This beater is in fact extended by a band of silicone which allows it to both scrape the edges of the bowl while increasing the contact surface with the ingredients. Chocolate mousse lovers will be delighted to learn that the OptiMUM is thus capable of carrying out all the stages of preparation, including the incorporation of egg whites.

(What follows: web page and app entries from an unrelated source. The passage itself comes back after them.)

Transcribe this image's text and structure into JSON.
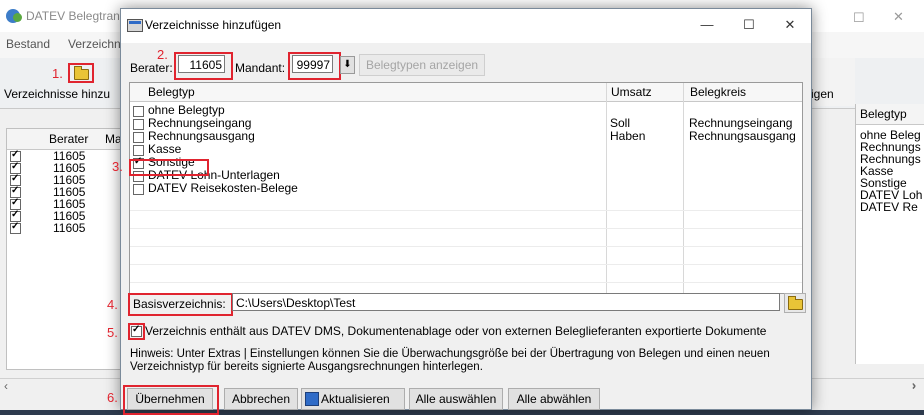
{
  "background_window": {
    "title": "DATEV Belegtrans",
    "menu": [
      "Bestand",
      "Verzeichnis"
    ],
    "toolbar_label": "Verzeichnisse hinzu",
    "right_toolbar_label": "igen",
    "left_grid": {
      "headers": [
        "Berater",
        "Ma"
      ],
      "rows": [
        "11605",
        "11605",
        "11605",
        "11605",
        "11605",
        "11605",
        "11605"
      ]
    },
    "right_grid": {
      "header": "Belegtyp",
      "rows": [
        "ohne Beleg",
        "Rechnungs",
        "Rechnungs",
        "Kasse",
        "Sonstige",
        "DATEV Loh",
        "DATEV Re"
      ]
    }
  },
  "dialog": {
    "title": "Verzeichnisse hinzufügen",
    "window_buttons": {
      "minimize": "—",
      "maximize": "☐",
      "close": "✕"
    },
    "berater_label": "Berater:",
    "berater_value": "11605",
    "mandant_label": "Mandant:",
    "mandant_value": "99997",
    "belegtypen_button": "Belegtypen anzeigen",
    "columns": [
      "Belegtyp",
      "Umsatz",
      "Belegkreis"
    ],
    "rows": [
      {
        "label": "ohne Belegtyp",
        "umsatz": "",
        "belegkreis": "",
        "checked": false
      },
      {
        "label": "Rechnungseingang",
        "umsatz": "Soll",
        "belegkreis": "Rechnungseingang",
        "checked": false
      },
      {
        "label": "Rechnungsausgang",
        "umsatz": "Haben",
        "belegkreis": "Rechnungsausgang",
        "checked": false
      },
      {
        "label": "Kasse",
        "umsatz": "",
        "belegkreis": "",
        "checked": false
      },
      {
        "label": "Sonstige",
        "umsatz": "",
        "belegkreis": "",
        "checked": true
      },
      {
        "label": "DATEV Lohn-Unterlagen",
        "umsatz": "",
        "belegkreis": "",
        "checked": false
      },
      {
        "label": "DATEV Reisekosten-Belege",
        "umsatz": "",
        "belegkreis": "",
        "checked": false
      }
    ],
    "basis_label": "Basisverzeichnis:",
    "basis_value": "C:\\Users\\Desktop\\Test",
    "dms_checkbox_label": "Verzeichnis enthält aus DATEV DMS, Dokumentenablage oder von externen Beleglieferanten exportierte Dokumente",
    "dms_checked": true,
    "hint": "Hinweis: Unter Extras | Einstellungen können Sie die Überwachungsgröße bei der Übertragung von Belegen und einen neuen Verzeichnistyp für bereits signierte Ausgangsrechnungen hinterlegen.",
    "buttons": {
      "apply": "Übernehmen",
      "cancel": "Abbrechen",
      "refresh": "Aktualisieren",
      "select_all": "Alle auswählen",
      "deselect_all": "Alle abwählen"
    }
  },
  "annotations": [
    "1.",
    "2.",
    "3.",
    "4.",
    "5.",
    "6."
  ],
  "colors": {
    "annotation": "#e0242f",
    "folder": "#e9c437",
    "accent": "#2f6bc7"
  }
}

Bosch also delivers his robot with a (huge) height-adjustable whip and a hook. The whole kit is made of stainless steel and seems very robust if we forget the plastic part which should facilitate the extraction of the tools from the engine outlet. This can also interfere with the installation of said tools, although it avoids throwing dough on the work surface when you force to remove the whisk or beater. This part also protects the motor output from pasta that could go up along the hook. The KitchenAid system seems to us all the same simpler: it is the accessories which are fixed around the axis of drive.
The OptiMUM MUM9AX5S00 comes with a stainless steel bowl with a capacity of 5.5 l, which allows you to work up to 3.5 kg of dough or 1.5 kg of flour, i.e. more than the maximum quantities announced for the Titanium Pastry Chef XL from Kenwood. To facilitate handling of the bowl, side handles are provided, which we would have preferred less sharp. Finally, Bosch provides a splash cover that clips directly under the robot’s head, while two additional motor outlets are provided on the head for adding accessories. Just pull on the covers to access them and a color code identifies the appropriate outlet depending on the accessory.

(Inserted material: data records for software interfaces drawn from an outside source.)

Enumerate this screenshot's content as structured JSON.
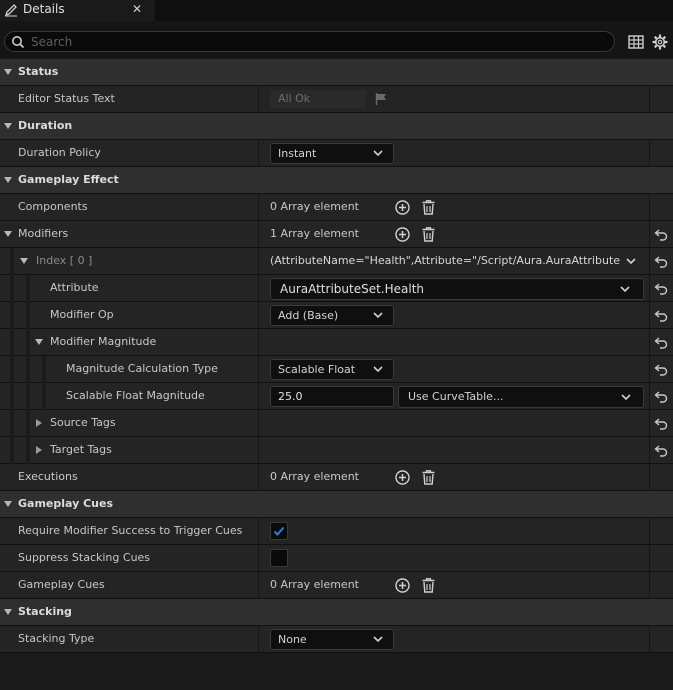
{
  "tab": {
    "title": "Details",
    "close_glyph": "✕",
    "icon": "pencil-icon"
  },
  "search": {
    "placeholder": "Search",
    "value": ""
  },
  "toolbar": {
    "table_icon": "table-icon",
    "settings_icon": "gear-icon"
  },
  "status": {
    "category": "Status",
    "editor_status_text": {
      "label": "Editor Status Text",
      "value": "All Ok"
    }
  },
  "duration": {
    "category": "Duration",
    "duration_policy": {
      "label": "Duration Policy",
      "value": "Instant"
    }
  },
  "gameplay_effect": {
    "category": "Gameplay Effect",
    "components": {
      "label": "Components",
      "value": "0 Array element"
    },
    "modifiers": {
      "label": "Modifiers",
      "value": "1 Array element",
      "index0": {
        "label": "Index [ 0 ]",
        "value": "(AttributeName=\"Health\",Attribute=\"/Script/Aura.AuraAttributeSet:H",
        "attribute": {
          "label": "Attribute",
          "value": "AuraAttributeSet.Health"
        },
        "modifier_op": {
          "label": "Modifier Op",
          "value": "Add (Base)"
        },
        "modifier_magnitude": {
          "label": "Modifier Magnitude",
          "calc_type": {
            "label": "Magnitude Calculation Type",
            "value": "Scalable Float"
          },
          "scalable_float": {
            "label": "Scalable Float Magnitude",
            "value": "25.0",
            "curve": "Use CurveTable..."
          }
        },
        "source_tags": {
          "label": "Source Tags"
        },
        "target_tags": {
          "label": "Target Tags"
        }
      }
    },
    "executions": {
      "label": "Executions",
      "value": "0 Array element"
    }
  },
  "gameplay_cues": {
    "category": "Gameplay Cues",
    "require_success": {
      "label": "Require Modifier Success to Trigger Cues",
      "checked": true
    },
    "suppress_stacking": {
      "label": "Suppress Stacking Cues",
      "checked": false
    },
    "cues": {
      "label": "Gameplay Cues",
      "value": "0 Array element"
    }
  },
  "stacking": {
    "category": "Stacking",
    "stacking_type": {
      "label": "Stacking Type",
      "value": "None"
    }
  },
  "colors": {
    "accent": "#2a7de1",
    "background": "#1a1a1a",
    "row": "#242424",
    "category": "#2f2f2f"
  }
}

Size is not everything and the OptiMUM reminds us of this with its large whip. Like Titanium Chef Pâtissier XL, it didn’t allow him to whisk our two egg whites in less than a minute, as the Artisan 5KSM175, Masterchef Gourmet and Miogo MRPM1 did. This is much more time than the Bosch robot required with 3 min 30 s. The small amount of ingredients, however, seems to be responsible, at least in part.
The OptiMUM MUM9AX5S00 did better in whipping the four eggs and sugar in our sponge cake recipe. Its flexible edge beater, combined with the slow speed, allowed it to incorporate the flour with efficiency and delicacy. Just can we see that a slightly thicker layer of dough has formed in the bottom of the bowl. Other models have allowed us to obtain larger preparations, but that of the Bosch robot makes up for it during cooking – the sponge cake obtained was one of the most inflated. It also has a fairly homogeneous texture, but some traces of dyes remain visible.

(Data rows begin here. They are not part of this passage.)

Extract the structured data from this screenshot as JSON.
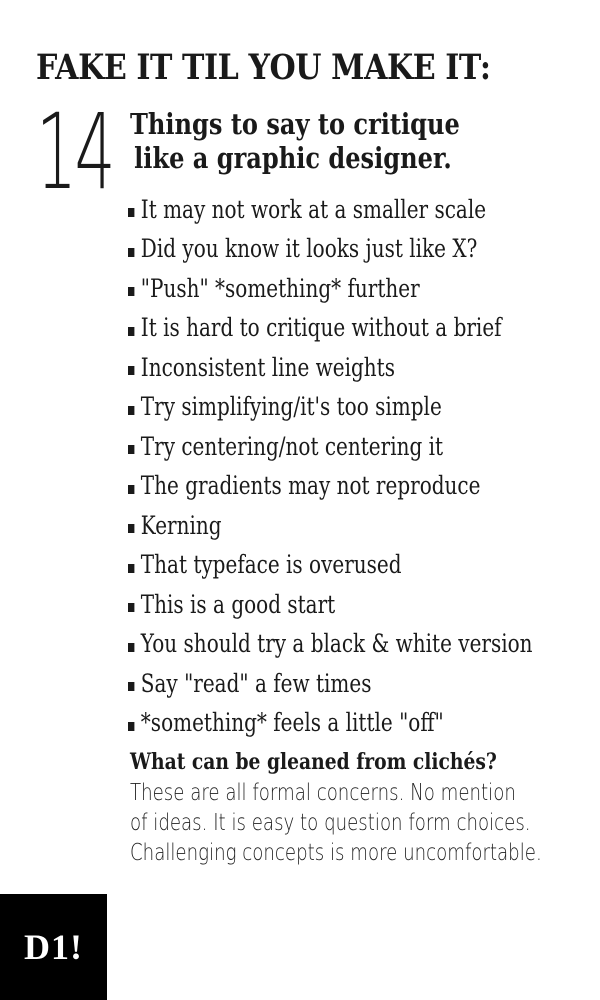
{
  "header": {
    "title": "FAKE IT TIL YOU MAKE IT:",
    "number": "14",
    "subtitle_line1": "Things to say to critique",
    "subtitle_line2": "like a graphic designer."
  },
  "list": {
    "bullet_icon": "square-bullet",
    "items": [
      "It may not work at a smaller scale",
      "Did you know it looks just like X?",
      "\"Push\" *something* further",
      "It is hard to critique without a brief",
      "Inconsistent line weights",
      "Try simplifying/it's too simple",
      "Try centering/not centering it",
      "The gradients may not reproduce",
      "Kerning",
      "That typeface is overused",
      "This is a good start",
      "You should try a black & white version",
      "Say \"read\" a few times",
      "*something* feels a little \"off\""
    ]
  },
  "conclusion": {
    "heading": "What can be gleaned from clichés?",
    "lines": [
      "These are all formal concerns. No mention",
      "of ideas. It is easy to question form choices.",
      "Challenging concepts is more uncomfortable."
    ]
  },
  "logo": {
    "text": "D1!",
    "background": "#000000",
    "color": "#ffffff"
  },
  "colors": {
    "text": "#1a1a1a",
    "background": "#ffffff"
  }
}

The flat beater was also very effective in preparing shortcrust pastry, even if the OptiMUM is not one of the fastest robots. More than 2 min 30 s were needed for him to mix the flour and the butter. He nevertheless managed to bind the whole after one minute after adding water. The dough thus formed is rather homogeneous despite the few pieces still visible. The engine also showed (or rather made hear) only very slight signs of weakness at the very end, without the drummer being seen to slow down.
The realization of our bread dough did not pose any difficulties for the top-of-the-range pastry robot from Bosch. If kneading at speed 1 pushes the motor of certain models, such as the Moulinex Wizzo, to their limits, this is not the case here and the increase in speed, up to the seventh and last to finish, does not nothing changed. In addition, the robot did not move one iota and the dough remained in the bottom of the bowl, instead of going up along the hook as is often the case, which can make kneading less efficient. The dough is rather firm and well-worked when it comes out of the OptiMUM, and it takes on a lot of volume after proofing and proofing.